Although the trustee thus has a strong case for piercing the corporate veil on a rationale of misrepresentation, this would not carry the day for him completely, because there is no evidence of how much credit the unsecured creditors advanced after the filing of the disclosure statement. If it was less than the value of the four parcels, allowing the trustee to claim that entire value as an asset of the bankrupt estate would confer a windfall on the unsecured creditors. Misrepresentation, however, was only one of the rationales that the bankruptcy judge used to pierce the corporate veil; the other was simply that the Wises did not own the parcels in question, notwithstanding their paper titles. The fact that title is in A's name does not prove that he owns it. He may be a trustee, or he may have given the land to B without bothering to alter the paper titles; in either case B would have equitable ownership, which is all that section 541 of the Bankruptcy Code requires. There is much evidence to support the inference that Telemark was the real owner of the four parcels. It paid indirectly for two of them, paid all expenses on all four, and treated all four as just another corporate asset. In this analysis the disclosure statement takes on a different significance: not as a representation about the ownership of the land but as one piece of evidence that Wise himself considered the land an asset of Telemark rather than a personal asset. The fact that Wise paid for two of the parcels with "his own" money has no significance; since he treated Telemark's assets as his own, the money may well have been Telemark's. In short, by holding out the land as property of Telemark, Wise made it Telemark's property so far as Telemark's creditors were concerned. Bank of Mauston v. Marachowsky, 258 Wis. 599, 46 N.W.2d 863 (1951); cf. Baird & Jackson, Possession and Ownership: An Examination of the Scope of Article 9, 35 Stan.L.Rev. 175, 180-81 (1983).


Let us turn our attention now to the personal property that the trustee claims. We distinguish between the utilitarian items--the chairs and ladders and so forth--and the decorative items, primarily some Indian artifacts. Many of the utilitarian items were paid for by Telemark. Some were bought with checks drawn on Wise's personal bank account, but there are no records indicating which items were his property and which the corporation's; since he treated corporate assets and his own interchangeably, the fact that some items were paid for by personal check does not show that they really belonged to him rather than the corporation. All were items designed for commercial rather than personal use. The bankruptcy judge and the district judge were entitled to find (even more clearly than in the case of the four parcels of land) that they were the property of Telemark and not of Wise. Although it thus is not necessary to consider misrepresentation, we add that creditors would have assumed that the owner of the resort--Telemark--owned these items; and Telemark's disclosure statement lists as corporate assets miscellaneous unspecified equipment.

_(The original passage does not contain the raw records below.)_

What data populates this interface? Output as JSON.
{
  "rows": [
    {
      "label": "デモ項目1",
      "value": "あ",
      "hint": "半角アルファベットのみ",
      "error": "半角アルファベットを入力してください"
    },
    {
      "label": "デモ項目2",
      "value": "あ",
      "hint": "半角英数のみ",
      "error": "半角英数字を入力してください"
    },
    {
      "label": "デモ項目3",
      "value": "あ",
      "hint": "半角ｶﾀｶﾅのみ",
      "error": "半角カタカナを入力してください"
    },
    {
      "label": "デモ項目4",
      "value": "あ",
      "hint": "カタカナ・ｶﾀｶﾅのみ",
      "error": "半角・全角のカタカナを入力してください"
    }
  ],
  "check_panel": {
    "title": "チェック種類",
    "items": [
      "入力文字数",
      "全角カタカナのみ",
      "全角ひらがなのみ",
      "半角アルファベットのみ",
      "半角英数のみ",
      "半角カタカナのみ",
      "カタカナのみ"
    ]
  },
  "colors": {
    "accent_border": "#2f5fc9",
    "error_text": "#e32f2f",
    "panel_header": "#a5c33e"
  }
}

The decorative items are different. If a person buys a work of art with his own money and places it in his office, there is no presumption that the business owns it; nor is a creditor likely to extend credit in reliance on the business's owning it, for businesses commonly rent works of art or display works loaned to it by its officers. Of course Telemark may be the real owner of these artifacts even if they were paid for out of Wise's "personal" funds, for as we have said no distinction was maintained between personal and corporate assets. But the evidence of this is much weaker than in the case of the land and the utilitarian items of personal property. Wise is entitled to present evidence that (1) decorative items (2) paid for by personal check were in fact his and not Telemark's. There is no question of reliance by creditors on Telemark's owning these items; the items were never listed in any financial disclosure statement and a creditor would not think that they were necessarily Telemark's property.

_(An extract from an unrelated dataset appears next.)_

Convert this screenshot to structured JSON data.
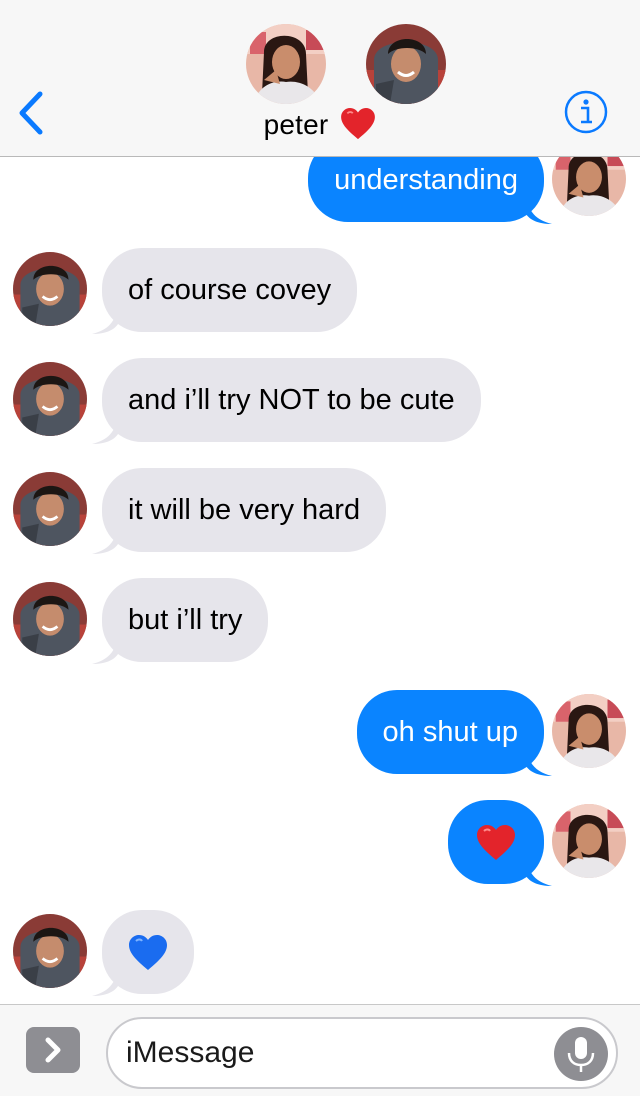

The other issues do not require discussion. The district court's judgment is affirmed except with respect to the decorative items of personal property, as to which the case is remanded to the district court with directions to remand the case to the bankruptcy judge for a further hearing on who owns them.